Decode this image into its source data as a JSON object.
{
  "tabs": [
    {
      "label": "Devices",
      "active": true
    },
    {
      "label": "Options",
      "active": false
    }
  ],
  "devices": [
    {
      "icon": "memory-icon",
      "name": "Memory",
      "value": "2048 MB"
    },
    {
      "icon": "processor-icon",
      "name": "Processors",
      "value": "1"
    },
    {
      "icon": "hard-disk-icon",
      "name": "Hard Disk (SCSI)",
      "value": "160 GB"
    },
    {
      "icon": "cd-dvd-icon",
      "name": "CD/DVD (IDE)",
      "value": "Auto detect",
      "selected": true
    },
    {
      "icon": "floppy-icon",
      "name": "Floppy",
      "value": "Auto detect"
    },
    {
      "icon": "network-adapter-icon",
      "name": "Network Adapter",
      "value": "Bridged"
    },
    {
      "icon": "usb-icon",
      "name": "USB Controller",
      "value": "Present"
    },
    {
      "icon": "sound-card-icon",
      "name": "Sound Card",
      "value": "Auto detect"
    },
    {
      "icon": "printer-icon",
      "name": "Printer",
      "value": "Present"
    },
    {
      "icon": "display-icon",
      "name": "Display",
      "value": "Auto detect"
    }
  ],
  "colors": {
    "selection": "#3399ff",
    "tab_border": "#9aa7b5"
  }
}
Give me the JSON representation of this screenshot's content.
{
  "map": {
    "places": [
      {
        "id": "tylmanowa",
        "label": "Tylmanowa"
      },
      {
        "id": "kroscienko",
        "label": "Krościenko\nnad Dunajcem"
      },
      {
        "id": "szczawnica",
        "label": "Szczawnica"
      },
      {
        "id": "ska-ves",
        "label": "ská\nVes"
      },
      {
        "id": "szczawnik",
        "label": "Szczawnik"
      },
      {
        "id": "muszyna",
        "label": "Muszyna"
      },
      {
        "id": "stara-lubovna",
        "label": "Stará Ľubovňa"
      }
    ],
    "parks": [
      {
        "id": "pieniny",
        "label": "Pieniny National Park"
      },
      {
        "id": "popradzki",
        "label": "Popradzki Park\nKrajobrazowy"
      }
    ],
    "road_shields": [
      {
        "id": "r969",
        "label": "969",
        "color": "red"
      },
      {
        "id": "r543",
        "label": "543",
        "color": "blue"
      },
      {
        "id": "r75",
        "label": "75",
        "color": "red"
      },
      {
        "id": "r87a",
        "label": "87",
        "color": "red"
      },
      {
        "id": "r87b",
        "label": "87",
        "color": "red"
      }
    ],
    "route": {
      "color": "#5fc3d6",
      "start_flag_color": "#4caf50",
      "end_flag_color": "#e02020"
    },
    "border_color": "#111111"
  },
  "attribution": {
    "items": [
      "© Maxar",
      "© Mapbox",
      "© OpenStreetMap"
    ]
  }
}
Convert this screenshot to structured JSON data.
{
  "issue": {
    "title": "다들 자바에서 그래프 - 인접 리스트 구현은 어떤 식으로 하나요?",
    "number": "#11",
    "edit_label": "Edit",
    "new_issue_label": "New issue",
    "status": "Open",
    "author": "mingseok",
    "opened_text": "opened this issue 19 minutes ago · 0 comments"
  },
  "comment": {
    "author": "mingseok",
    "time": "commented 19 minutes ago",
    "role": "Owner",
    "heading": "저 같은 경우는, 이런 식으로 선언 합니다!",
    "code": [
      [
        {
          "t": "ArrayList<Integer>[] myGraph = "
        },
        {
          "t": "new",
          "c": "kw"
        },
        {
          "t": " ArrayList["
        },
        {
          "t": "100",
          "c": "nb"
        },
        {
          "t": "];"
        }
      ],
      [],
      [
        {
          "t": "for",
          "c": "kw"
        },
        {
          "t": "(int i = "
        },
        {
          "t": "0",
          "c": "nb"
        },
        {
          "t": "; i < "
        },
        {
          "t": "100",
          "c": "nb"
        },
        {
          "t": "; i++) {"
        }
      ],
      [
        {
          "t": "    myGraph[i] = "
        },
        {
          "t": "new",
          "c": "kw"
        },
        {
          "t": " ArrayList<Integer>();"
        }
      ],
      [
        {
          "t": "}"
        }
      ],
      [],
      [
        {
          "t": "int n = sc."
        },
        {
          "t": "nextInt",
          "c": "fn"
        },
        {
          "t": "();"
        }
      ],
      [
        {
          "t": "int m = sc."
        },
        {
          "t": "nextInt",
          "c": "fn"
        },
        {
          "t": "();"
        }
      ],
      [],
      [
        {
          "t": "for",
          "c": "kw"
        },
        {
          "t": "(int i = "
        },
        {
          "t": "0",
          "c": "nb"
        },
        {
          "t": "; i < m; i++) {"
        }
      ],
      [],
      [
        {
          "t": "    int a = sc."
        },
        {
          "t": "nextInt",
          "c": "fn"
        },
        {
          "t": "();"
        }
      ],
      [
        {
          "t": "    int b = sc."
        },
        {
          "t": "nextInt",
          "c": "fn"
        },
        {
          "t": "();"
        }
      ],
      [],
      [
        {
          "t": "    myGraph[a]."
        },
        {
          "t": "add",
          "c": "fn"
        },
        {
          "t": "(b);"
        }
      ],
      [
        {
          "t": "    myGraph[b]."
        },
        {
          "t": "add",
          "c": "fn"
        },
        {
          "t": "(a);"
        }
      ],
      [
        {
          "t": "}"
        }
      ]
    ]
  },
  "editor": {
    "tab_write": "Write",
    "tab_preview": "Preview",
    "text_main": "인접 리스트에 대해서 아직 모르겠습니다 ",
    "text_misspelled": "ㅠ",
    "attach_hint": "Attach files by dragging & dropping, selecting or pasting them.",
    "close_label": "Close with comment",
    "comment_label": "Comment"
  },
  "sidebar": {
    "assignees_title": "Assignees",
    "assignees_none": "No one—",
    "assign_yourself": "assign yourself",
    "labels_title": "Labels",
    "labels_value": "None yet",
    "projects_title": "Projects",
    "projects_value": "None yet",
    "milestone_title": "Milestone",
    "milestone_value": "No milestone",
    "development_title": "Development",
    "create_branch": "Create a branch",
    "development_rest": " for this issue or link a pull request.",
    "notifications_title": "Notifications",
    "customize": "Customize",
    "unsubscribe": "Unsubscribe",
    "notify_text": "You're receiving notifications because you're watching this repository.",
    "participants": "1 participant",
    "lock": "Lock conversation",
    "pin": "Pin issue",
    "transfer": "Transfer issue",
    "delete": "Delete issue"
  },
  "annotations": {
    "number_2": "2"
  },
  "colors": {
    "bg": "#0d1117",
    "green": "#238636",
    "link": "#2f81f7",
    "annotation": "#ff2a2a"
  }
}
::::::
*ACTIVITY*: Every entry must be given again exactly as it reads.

*RESPONSE TO THIS EXERCISE*:
Decode this image into its source data as a JSON object.
{
  "tabs": [
    {
      "label": "Devices",
      "active": true
    },
    {
      "label": "Options",
      "active": false
    }
  ],
  "devices": [
    {
      "icon": "memory-icon",
      "name": "Memory",
      "value": "2048 MB"
    },
    {
      "icon": "processor-icon",
      "name": "Processors",
      "value": "1"
    },
    {
      "icon": "hard-disk-icon",
      "name": "Hard Disk (SCSI)",
      "value": "160 GB"
    },
    {
      "icon": "cd-dvd-icon",
      "name": "CD/DVD (IDE)",
      "value": "Auto detect",
      "selected": true
    },
    {
      "icon": "floppy-icon",
      "name": "Floppy",
      "value": "Auto detect"
    },
    {
      "icon": "network-adapter-icon",
      "name": "Network Adapter",
      "value": "Bridged"
    },
    {
      "icon": "usb-icon",
      "name": "USB Controller",
      "value": "Present"
    },
    {
      "icon": "sound-card-icon",
      "name": "Sound Card",
      "value": "Auto detect"
    },
    {
      "icon": "printer-icon",
      "name": "Printer",
      "value": "Present"
    },
    {
      "icon": "display-icon",
      "name": "Display",
      "value": "Auto detect"
    }
  ],
  "colors": {
    "selection": "#3399ff",
    "tab_border": "#9aa7b5"
  }
}
Give me the JSON representation of this screenshot's content.
{
  "map": {
    "places": [
      {
        "id": "tylmanowa",
        "label": "Tylmanowa"
      },
      {
        "id": "kroscienko",
        "label": "Krościenko\nnad Dunajcem"
      },
      {
        "id": "szczawnica",
        "label": "Szczawnica"
      },
      {
        "id": "ska-ves",
        "label": "ská\nVes"
      },
      {
        "id": "szczawnik",
        "label": "Szczawnik"
      },
      {
        "id": "muszyna",
        "label": "Muszyna"
      },
      {
        "id": "stara-lubovna",
        "label": "Stará Ľubovňa"
      }
    ],
    "parks": [
      {
        "id": "pieniny",
        "label": "Pieniny National Park"
      },
      {
        "id": "popradzki",
        "label": "Popradzki Park\nKrajobrazowy"
      }
    ],
    "road_shields": [
      {
        "id": "r969",
        "label": "969",
        "color": "red"
      },
      {
        "id": "r543",
        "label": "543",
        "color": "blue"
      },
      {
        "id": "r75",
        "label": "75",
        "color": "red"
      },
      {
        "id": "r87a",
        "label": "87",
        "color": "red"
      },
      {
        "id": "r87b",
        "label": "87",
        "color": "red"
      }
    ],
    "route": {
      "color": "#5fc3d6",
      "start_flag_color": "#4caf50",
      "end_flag_color": "#e02020"
    },
    "border_color": "#111111"
  },
  "attribution": {
    "items": [
      "© Maxar",
      "© Mapbox",
      "© OpenStreetMap"
    ]
  }
}
Convert this screenshot to structured JSON data.
{
  "issue": {
    "title": "다들 자바에서 그래프 - 인접 리스트 구현은 어떤 식으로 하나요?",
    "number": "#11",
    "edit_label": "Edit",
    "new_issue_label": "New issue",
    "status": "Open",
    "author": "mingseok",
    "opened_text": "opened this issue 19 minutes ago · 0 comments"
  },
  "comment": {
    "author": "mingseok",
    "time": "commented 19 minutes ago",
    "role": "Owner",
    "heading": "저 같은 경우는, 이런 식으로 선언 합니다!",
    "code": [
      [
        {
          "t": "ArrayList<Integer>[] myGraph = "
        },
        {
          "t": "new",
          "c": "kw"
        },
        {
          "t": " ArrayList["
        },
        {
          "t": "100",
          "c": "nb"
        },
        {
          "t": "];"
        }
      ],
      [],
      [
        {
          "t": "for",
          "c": "kw"
        },
        {
          "t": "(int i = "
        },
        {
          "t": "0",
          "c": "nb"
        },
        {
          "t": "; i < "
        },
        {
          "t": "100",
          "c": "nb"
        },
        {
          "t": "; i++) {"
        }
      ],
      [
        {
          "t": "    myGraph[i] = "
        },
        {
          "t": "new",
          "c": "kw"
        },
        {
          "t": " ArrayList<Integer>();"
        }
      ],
      [
        {
          "t": "}"
        }
      ],
      [],
      [
        {
          "t": "int n = sc."
        },
        {
          "t": "nextInt",
          "c": "fn"
        },
        {
          "t": "();"
        }
      ],
      [
        {
          "t": "int m = sc."
        },
        {
          "t": "nextInt",
          "c": "fn"
        },
        {
          "t": "();"
        }
      ],
      [],
      [
        {
          "t": "for",
          "c": "kw"
        },
        {
          "t": "(int i = "
        },
        {
          "t": "0",
          "c": "nb"
        },
        {
          "t": "; i < m; i++) {"
        }
      ],
      [],
      [
        {
          "t": "    int a = sc."
        },
        {
          "t": "nextInt",
          "c": "fn"
        },
        {
          "t": "();"
        }
      ],
      [
        {
          "t": "    int b = sc."
        },
        {
          "t": "nextInt",
          "c": "fn"
        },
        {
          "t": "();"
        }
      ],
      [],
      [
        {
          "t": "    myGraph[a]."
        },
        {
          "t": "add",
          "c": "fn"
        },
        {
          "t": "(b);"
        }
      ],
      [
        {
          "t": "    myGraph[b]."
        },
        {
          "t": "add",
          "c": "fn"
        },
        {
          "t": "(a);"
        }
      ],
      [
        {
          "t": "}"
        }
      ]
    ]
  },
  "editor": {
    "tab_write": "Write",
    "tab_preview": "Preview",
    "text_main": "인접 리스트에 대해서 아직 모르겠습니다 ",
    "text_misspelled": "ㅠ",
    "attach_hint": "Attach files by dragging & dropping, selecting or pasting them.",
    "close_label": "Close with comment",
    "comment_label": "Comment"
  },
  "sidebar": {
    "assignees_title": "Assignees",
    "assignees_none": "No one—",
    "assign_yourself": "assign yourself",
    "labels_title": "Labels",
    "labels_value": "None yet",
    "projects_title": "Projects",
    "projects_value": "None yet",
    "milestone_title": "Milestone",
    "milestone_value": "No milestone",
    "development_title": "Development",
    "create_branch": "Create a branch",
    "development_rest": " for this issue or link a pull request.",
    "notifications_title": "Notifications",
    "customize": "Customize",
    "unsubscribe": "Unsubscribe",
    "notify_text": "You're receiving notifications because you're watching this repository.",
    "participants": "1 participant",
    "lock": "Lock conversation",
    "pin": "Pin issue",
    "transfer": "Transfer issue",
    "delete": "Delete issue"
  },
  "annotations": {
    "number_2": "2"
  },
  "colors": {
    "bg": "#0d1117",
    "green": "#238636",
    "link": "#2f81f7",
    "annotation": "#ff2a2a"
  }
}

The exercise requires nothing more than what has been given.